MADISON, Wis. — As thousands of University of Wisconsin students and their families prepare to celebrate their graduation, the federal government has revised its estimate of how much profit they will earn from the loans many students took out to pay for their education. The Congressional Budget Office is now projecting the government will make a $51 billion profit from student loans in fiscal year 2013, roughly $6 billion more than Exxon-Mobil, the most profitable corporation in the U.S. in 2012, according to a report in the Huffington Post.
One Wisconsin Now Executive Director Scot Ross commented, “It is obscene that our government is projected to make more off the loans students have taken out to pursue their higher education than the most profitable corporation in the country made in net profits last year. “
Student loan debt was the only consumer debt to increase during the Great Recession that began in 2007. Total student loan debt in the U.S. surpassed one trillion dollars in 2012, and is now the second largest form of consumer debt in the nation, exceeding credit cards and auto loans and trailing only mortgage debt. Federally originated student loans account for approximately $850 billion of the trillion dollars of debt.
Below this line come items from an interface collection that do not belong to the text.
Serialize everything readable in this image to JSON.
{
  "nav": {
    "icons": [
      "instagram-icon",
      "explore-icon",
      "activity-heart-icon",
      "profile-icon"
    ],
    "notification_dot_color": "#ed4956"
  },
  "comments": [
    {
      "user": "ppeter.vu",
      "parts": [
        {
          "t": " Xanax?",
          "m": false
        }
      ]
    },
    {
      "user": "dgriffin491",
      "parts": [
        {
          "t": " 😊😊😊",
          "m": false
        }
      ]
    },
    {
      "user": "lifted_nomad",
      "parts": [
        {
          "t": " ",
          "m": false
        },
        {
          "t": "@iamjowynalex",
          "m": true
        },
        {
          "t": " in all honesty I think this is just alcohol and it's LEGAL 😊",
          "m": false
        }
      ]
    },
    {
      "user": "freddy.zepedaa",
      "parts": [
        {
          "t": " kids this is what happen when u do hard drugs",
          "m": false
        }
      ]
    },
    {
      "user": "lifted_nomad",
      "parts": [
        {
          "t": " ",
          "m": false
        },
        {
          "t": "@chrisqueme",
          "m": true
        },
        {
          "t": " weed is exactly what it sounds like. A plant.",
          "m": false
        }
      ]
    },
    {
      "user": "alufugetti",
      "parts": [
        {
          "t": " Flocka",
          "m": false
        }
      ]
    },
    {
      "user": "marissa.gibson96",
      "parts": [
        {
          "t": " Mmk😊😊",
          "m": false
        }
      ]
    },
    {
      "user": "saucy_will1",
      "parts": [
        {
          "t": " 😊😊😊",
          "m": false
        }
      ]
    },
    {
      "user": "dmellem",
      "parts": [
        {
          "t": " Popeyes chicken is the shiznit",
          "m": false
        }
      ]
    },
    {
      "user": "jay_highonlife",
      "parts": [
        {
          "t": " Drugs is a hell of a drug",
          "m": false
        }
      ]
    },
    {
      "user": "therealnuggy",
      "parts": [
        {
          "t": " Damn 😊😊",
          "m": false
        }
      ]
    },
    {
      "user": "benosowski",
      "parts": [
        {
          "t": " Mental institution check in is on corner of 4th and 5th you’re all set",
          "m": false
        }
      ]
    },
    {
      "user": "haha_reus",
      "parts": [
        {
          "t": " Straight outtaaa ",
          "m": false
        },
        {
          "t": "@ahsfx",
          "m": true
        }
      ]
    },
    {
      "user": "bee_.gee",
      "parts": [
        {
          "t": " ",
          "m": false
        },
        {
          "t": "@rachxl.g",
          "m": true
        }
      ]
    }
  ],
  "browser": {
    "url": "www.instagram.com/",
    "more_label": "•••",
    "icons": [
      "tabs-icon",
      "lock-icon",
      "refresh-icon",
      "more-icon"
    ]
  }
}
Ross noted that the already outrageous profiteering off the aspirations of college students could get even worse. Unless Congress acts, interest rates on federal student loans are set to double as of July 1st. Alternately, U.S. Senator Elizabeth Warren of Massachusetts has proposed helping students by giving them the same interest rates, now under 1%, for their federal loans as big banks get when they borrow money from the Federal Reserve.
He said, “There are clear choices before Congress. They can do nothing and allow the trillion dollar student loan debt crisis to continue hurting students and their families and dragging down our economy. Or they can start to take real action, like that proposed by Senator Warren, to give the finances of students and their families the same attention as the profits of big banks.”
Original research by the One Wisconsin Institute found that the impact of the trillion-dollar student loan debt crisis goes far beyond students and their families. Graduates with a Bachelors degree report making average monthly payments of $350 for an average term of 18.7 years. The economy-wide detrimental impacts of this debt include over $200 million in lost new auto sales every year and significantly lower rates of home purchasing and ownership among graduates earning solid middle class incomes but are saddled with student loan debt.
The Institute’s research was recently confirmed in the Federal Reserve Bank of New York’s survey of consumer debt that found student loan debt negatively impacted the ability of individuals to finance auto and home purchases. In addition, The U.S. Federal Reserve has identified rising levels of student loan debt as a risk to economic recovery.
“Allowing the trillion-dollar student loan debt crisis to continue to fester is bad policy for our economy and an insult to the middle class and students. Profiteering at obscene levels from students pursuing a higher education and turning higher education from a pathway to the middle class into a sentence of indebtedness must stop. Now,” concluded Ross.